Assignment — All records below must be written out exactly, with the pictures excluded.

===== Records for the task =====

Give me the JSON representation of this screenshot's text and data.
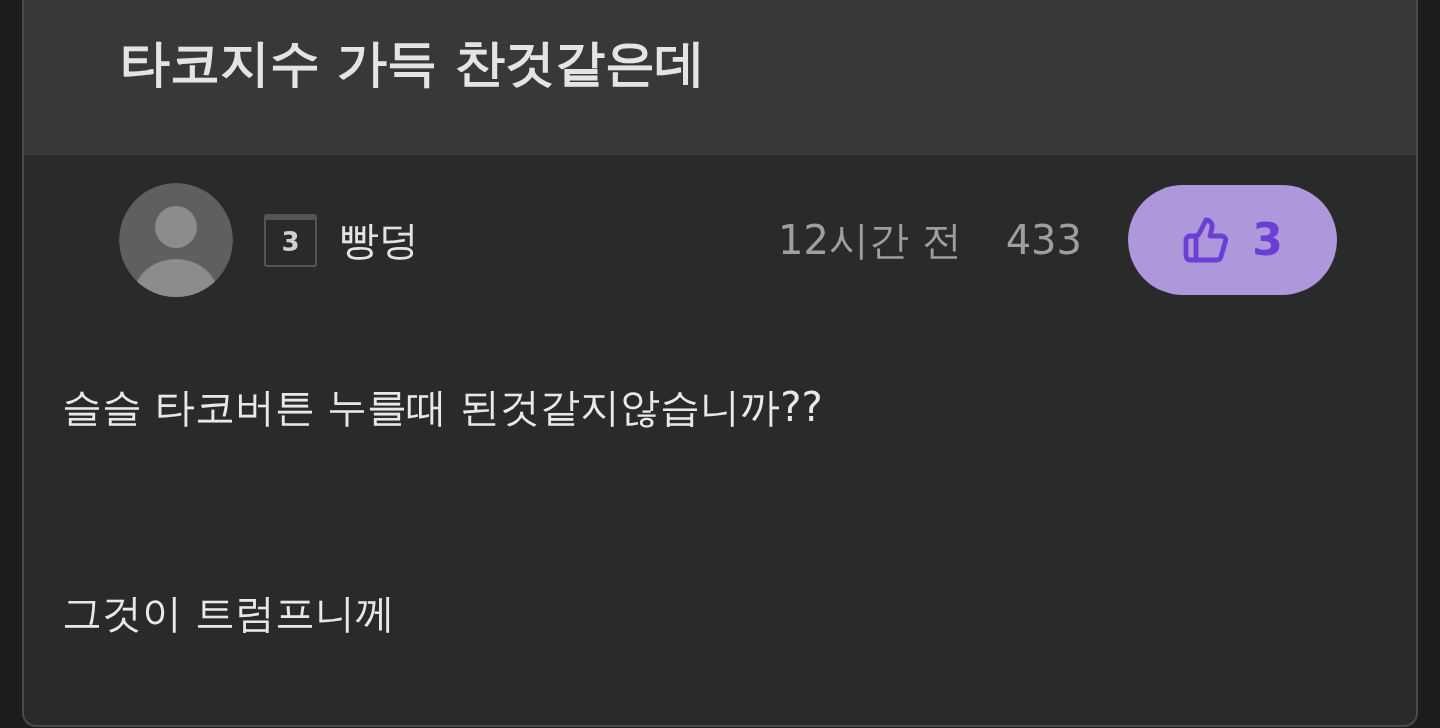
{
  "post": {
    "title": "타코지수 가득 찬것같은데",
    "author": {
      "name": "빵덩",
      "level": "3"
    },
    "time": "12시간 전",
    "views": "433",
    "like": {
      "count": "3",
      "selected": true
    },
    "body": [
      "슬슬 타코버튼 누를때 된것같지않습니까??",
      "그것이 트럼프니께"
    ]
  }
}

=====

Result for this exercise —
Give me the JSON representation of this screenshot's text and data.
{
  "post": {
    "title": "타코지수 가득 찬것같은데",
    "author": {
      "name": "빵덩",
      "level": "3"
    },
    "time": "12시간 전",
    "views": "433",
    "like": {
      "count": "3",
      "selected": true
    },
    "body": [
      "슬슬 타코버튼 누를때 된것같지않습니까??",
      "그것이 트럼프니께"
    ]
  }
}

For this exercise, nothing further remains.